Fashion, like life in general, abounds with half-truths. A perfect example occurred at the Michael Kors Collection show Wednesday morning, right there in the front row. Blake Lively wore a camel coat and dress. Classic camel, overcast morning, 10 a.m. — OK. But only half the story, at most, Blake glowed, a glorious vision in monochrome, from her modified Bardot bouffant right down to her ladified stilettoes. In between, her slipdress was aglow in Swarovski crystals, uplighting her movie-star face and ample décolletage.
Such is the way of Michael Kors (with clothes; he can claim no credit for Blake’s other assets). He elevates the real, the wearable, in some cases, the mundane, to a place so alluring, what fashion-aware woman wouldn’t want in? But then, Kors’ seasonal starting point is always “the women.”
“It’s always been about the muses,” he said during a preview. “In a strange way, they all kind of float through my head, they all kind of mash up together.” He ran off a litany of “theys”: Lee Radziwill, Penelope Tree, Diana Ross, Nan Kempner, Alexa Chung, Zendaya, Blake, women “unabashedly in love with looking fabulous.”
And doing so in a real-world context, albeit a tony one. This show was all about function made special and chic — coats (and more coats), sweaters, pants and skirts, the regular trappings of getting dressed, only delightfully zhooshed up. How everyday? Kors opened with the core basics — peacoat, white blouse, pullover and jeans, but the jeans happened to be feathered from the knees down. Camel made it onto the runway in a shawl-collared coat — a floral intarsia mink, worn over a sweater and tattersall cropped pant. Other coats got abundant fur collars or were cut in glistening floral brocades. An otherwise austere officer’s coat was sashed in mink. Another simple pleasure, knitted cashmere, came in a charcoal sweater-and-skirt duet that got the reality diva treatment with feathers — including matching feathered opera gloves.
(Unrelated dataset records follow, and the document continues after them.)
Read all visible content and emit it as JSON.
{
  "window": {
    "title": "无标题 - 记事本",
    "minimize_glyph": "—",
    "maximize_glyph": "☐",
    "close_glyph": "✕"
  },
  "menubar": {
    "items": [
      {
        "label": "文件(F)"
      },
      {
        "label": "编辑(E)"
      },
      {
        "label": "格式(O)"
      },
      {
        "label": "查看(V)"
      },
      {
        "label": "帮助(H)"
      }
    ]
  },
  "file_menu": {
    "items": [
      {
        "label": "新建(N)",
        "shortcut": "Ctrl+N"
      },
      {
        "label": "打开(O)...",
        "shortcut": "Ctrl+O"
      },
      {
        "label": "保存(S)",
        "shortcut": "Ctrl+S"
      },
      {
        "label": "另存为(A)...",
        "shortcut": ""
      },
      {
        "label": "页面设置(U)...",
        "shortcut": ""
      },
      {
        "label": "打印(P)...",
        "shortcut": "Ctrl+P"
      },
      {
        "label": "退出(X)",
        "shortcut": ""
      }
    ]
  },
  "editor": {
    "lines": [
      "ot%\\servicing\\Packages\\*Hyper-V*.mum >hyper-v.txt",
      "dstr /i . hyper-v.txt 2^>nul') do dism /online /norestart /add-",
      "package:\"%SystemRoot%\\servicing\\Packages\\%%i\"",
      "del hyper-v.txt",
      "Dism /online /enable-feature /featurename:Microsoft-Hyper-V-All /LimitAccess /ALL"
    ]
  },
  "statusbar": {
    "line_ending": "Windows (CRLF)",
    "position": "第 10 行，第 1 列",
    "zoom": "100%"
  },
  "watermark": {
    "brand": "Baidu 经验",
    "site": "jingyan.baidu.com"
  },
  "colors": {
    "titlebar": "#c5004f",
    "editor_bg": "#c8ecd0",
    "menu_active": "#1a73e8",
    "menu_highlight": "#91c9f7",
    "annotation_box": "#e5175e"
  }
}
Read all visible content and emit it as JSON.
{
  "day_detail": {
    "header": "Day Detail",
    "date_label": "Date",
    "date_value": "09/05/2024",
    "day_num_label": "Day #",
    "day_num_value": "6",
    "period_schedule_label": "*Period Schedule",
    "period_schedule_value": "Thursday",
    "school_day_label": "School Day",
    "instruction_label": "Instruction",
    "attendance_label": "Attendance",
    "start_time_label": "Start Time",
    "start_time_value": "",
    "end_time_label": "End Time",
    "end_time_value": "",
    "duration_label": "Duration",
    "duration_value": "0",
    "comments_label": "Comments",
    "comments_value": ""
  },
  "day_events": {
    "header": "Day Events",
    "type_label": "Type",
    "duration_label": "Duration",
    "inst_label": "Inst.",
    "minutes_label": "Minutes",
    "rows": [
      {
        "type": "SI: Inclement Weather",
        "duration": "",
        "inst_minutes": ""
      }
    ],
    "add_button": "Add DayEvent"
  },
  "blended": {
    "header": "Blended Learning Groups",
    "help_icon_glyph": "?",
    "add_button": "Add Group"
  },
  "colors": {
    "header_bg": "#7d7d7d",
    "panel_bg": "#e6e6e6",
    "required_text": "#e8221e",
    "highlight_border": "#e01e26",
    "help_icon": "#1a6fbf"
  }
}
The appeal of this collection was in its relatable glamour. As for Kors’ Ready-to-Wear, Ready-to-Go pieces, available immediately at the Madison Avenue store and online: Look 52, featuring a lot of snappy studs.
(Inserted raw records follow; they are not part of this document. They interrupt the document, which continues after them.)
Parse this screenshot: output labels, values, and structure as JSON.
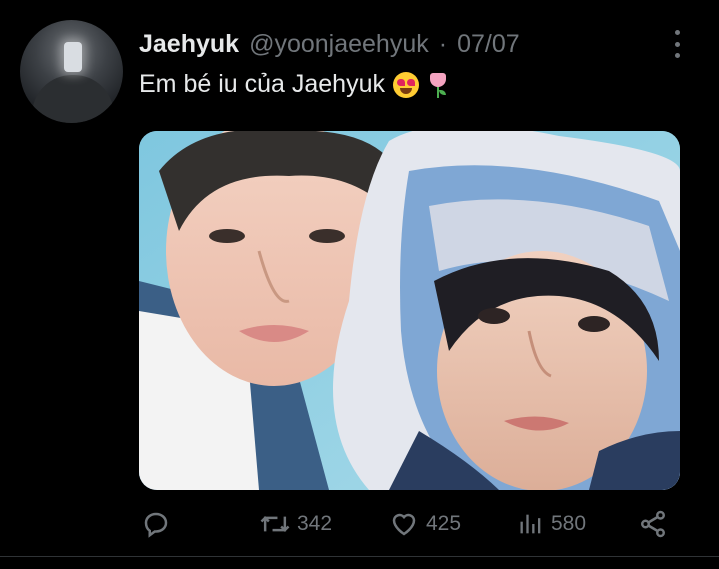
{
  "tweet": {
    "display_name": "Jaehyuk",
    "handle": "@yoonjaeehyuk",
    "separator": "·",
    "date": "07/07",
    "text": "Em bé iu của Jaehyuk",
    "emojis": [
      "smiling-face-with-heart-eyes",
      "tulip"
    ]
  },
  "actions": {
    "reply": {
      "icon": "reply-icon",
      "count": ""
    },
    "retweet": {
      "icon": "retweet-icon",
      "count": "342"
    },
    "like": {
      "icon": "heart-icon",
      "count": "425"
    },
    "views": {
      "icon": "views-icon",
      "count": "580"
    },
    "share": {
      "icon": "share-icon",
      "count": ""
    }
  },
  "colors": {
    "background": "#000000",
    "text": "#e7e9ea",
    "secondary_text": "#71767b",
    "divider": "#2f3336"
  }
}
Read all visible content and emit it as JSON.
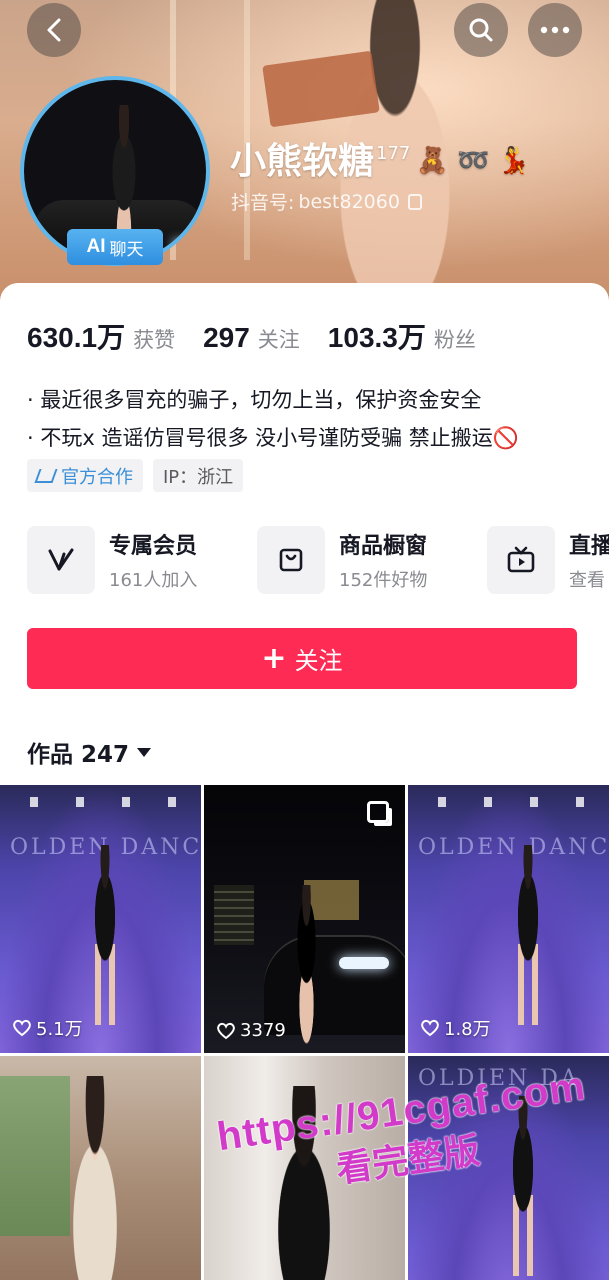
{
  "header": {
    "nickname": "小熊软糖",
    "nickname_sup": "177",
    "nickname_emoji": "🧸 ➿ 💃",
    "douyin_id_label": "抖音号:",
    "douyin_id": "best82060",
    "ai_badge_ai": "AI",
    "ai_badge_chat": "聊天"
  },
  "stats": {
    "likes_value": "630.1万",
    "likes_label": "获赞",
    "following_value": "297",
    "following_label": "关注",
    "followers_value": "103.3万",
    "followers_label": "粉丝"
  },
  "bio": {
    "line1": "· 最近很多冒充的骗子，切勿上当，保护资金安全",
    "line2": "· 不玩x 造谣仿冒号很多 没小号谨防受骗 禁止搬运🚫"
  },
  "tags": {
    "official": "官方合作",
    "ip": "IP：浙江"
  },
  "entries": [
    {
      "title": "专属会员",
      "sub": "161人加入"
    },
    {
      "title": "商品橱窗",
      "sub": "152件好物"
    },
    {
      "title": "直播",
      "sub": "查看"
    }
  ],
  "follow_button": "关注",
  "works": {
    "label": "作品 247"
  },
  "grid": [
    {
      "sign": "OLDEN DANCE",
      "likes": "5.1万"
    },
    {
      "likes": "3379"
    },
    {
      "sign": "OLDEN DANCE",
      "likes": "1.8万"
    },
    {},
    {},
    {
      "sign": "OLDIEN DA"
    }
  ],
  "watermark": {
    "url": "https://91cgaf.com",
    "cta": "看完整版"
  },
  "colors": {
    "accent": "#fe2c55",
    "official_blue": "#3a8fd8",
    "watermark": "#d23ac9"
  }
}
Not everything was gussied up; sometimes, a herringbone tweed suit and silk leopard-print shirtdress were just that, as Kors kept his shapes from classic to retro. If he erred with some dresses that rang a little too literally Sixties, they were few and far between.
A Sixties note that worked: versions of the song “Windy” on the soundtrack, including, for the finale, The Association’s 1967 original. The ditty finds Windy “tripping down the streets of the city…smiling at everybody she sees.” Of course she is. She’s a great-looking young woman dressed to the nines and loving it. So why not smile?